▸ **Problem**
Apart from the images, repeat the data below exactly as written.

▸ **Task input**
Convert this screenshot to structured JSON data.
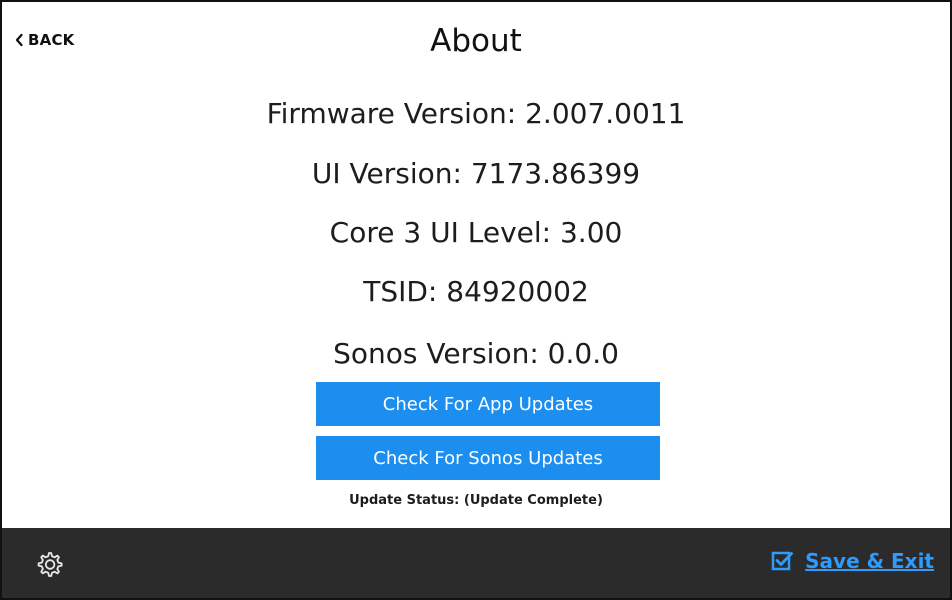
{
  "header": {
    "back_label": "BACK",
    "title": "About"
  },
  "info": {
    "firmware_version": "Firmware Version: 2.007.0011",
    "ui_version": "UI Version: 7173.86399",
    "core_ui_level": "Core 3 UI Level: 3.00",
    "tsid": "TSID: 84920002",
    "sonos_version": "Sonos Version: 0.0.0"
  },
  "buttons": {
    "check_app_updates": "Check For App Updates",
    "check_sonos_updates": "Check For Sonos Updates"
  },
  "status": {
    "update_status": "Update Status: (Update Complete)"
  },
  "footer": {
    "save_exit_label": "Save & Exit"
  },
  "icons": {
    "back": "chevron-left-icon",
    "settings": "gear-icon",
    "save": "checkbox-icon"
  },
  "colors": {
    "accent": "#1b8ef0",
    "footer_bg": "#2b2b2b",
    "save_text": "#2d9bff"
  }
}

▸ **Answer box**
Convert this screenshot to structured JSON data.
{
  "header": {
    "back_label": "BACK",
    "title": "About"
  },
  "info": {
    "firmware_version": "Firmware Version: 2.007.0011",
    "ui_version": "UI Version: 7173.86399",
    "core_ui_level": "Core 3 UI Level: 3.00",
    "tsid": "TSID: 84920002",
    "sonos_version": "Sonos Version: 0.0.0"
  },
  "buttons": {
    "check_app_updates": "Check For App Updates",
    "check_sonos_updates": "Check For Sonos Updates"
  },
  "status": {
    "update_status": "Update Status: (Update Complete)"
  },
  "footer": {
    "save_exit_label": "Save & Exit"
  },
  "icons": {
    "back": "chevron-left-icon",
    "settings": "gear-icon",
    "save": "checkbox-icon"
  },
  "colors": {
    "accent": "#1b8ef0",
    "footer_bg": "#2b2b2b",
    "save_text": "#2d9bff"
  }
}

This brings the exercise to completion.